Presenting commercials on the air wasn’t reserved for famous journalists, announcers, and sportscasters--- or even men for that matter!  In addition to the various character roles she played in the 1930’s, actress Bess Johnson was also one of the few female announcers of network radio.  On the WAYNE KING’S ORCHESTRA program, Ms. Johnson presented the commercials for the program’s sponsor, Lady Esther Cosmetics in the role of Lady Esther.  According to an article in the May 28,1938 issue of Radio Guide magazine, Ms. Johnson’s portrayal of Lady Esther stirred up some controversy, because some people believed that all radio commercials should be done by men.  To focus into this controversy, Radio Guide featured the article, “Should Radio Use Women Announcers?”  To answer the question the best way as possible, the article took an equal view of both sides with 12 people (6 from each side) who either worked on radio or were radio listeners.  In an interesting turn of events, of the 6 people who favored female announcers, 4 were men--- and of the 6 who didn’t favor them, 3 were women.  From a personal viewpoint, Ms. Johnson had an outstanding speaking voice, and she could present radio commercials as good as any announcer, male or female.  Besides, can you picture Lady Esther on the air with a man’s voice??!!    

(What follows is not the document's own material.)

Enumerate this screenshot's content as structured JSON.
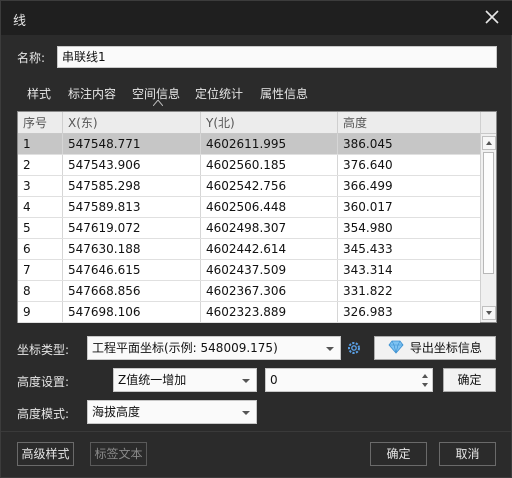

Bess JohnsonRegardless what the people thought of her as Lady Esther, it didn’t discourage Ms. Johnson from presenting radio commercials.  When the Columbia serial PALMOLIVE’S HILLTOP HOUSE made its debut, Ms. Johnson played the lead role (who happened to be named Bess Johnson), the manager of the Hilltop House Orphanage.  Frank Gallop was the program’s announcer, but it was Ms. Johnson who presented the commercials for the sponsor, Palmolive Soap.  Ms. Johnson’s announcing duties didn’t hamper the popularity of PALMOLIVE’S HILLTOP HOUSE, as it was among the most popular daytime serials of the late 1930’s

This is only a short list of some big names in radio doing their part in selling the product to the radio listeners.  It also demonstrated the “team effort” of the people to make network radio successful--- and considering the golden age lasted as long as it did, they succeeded.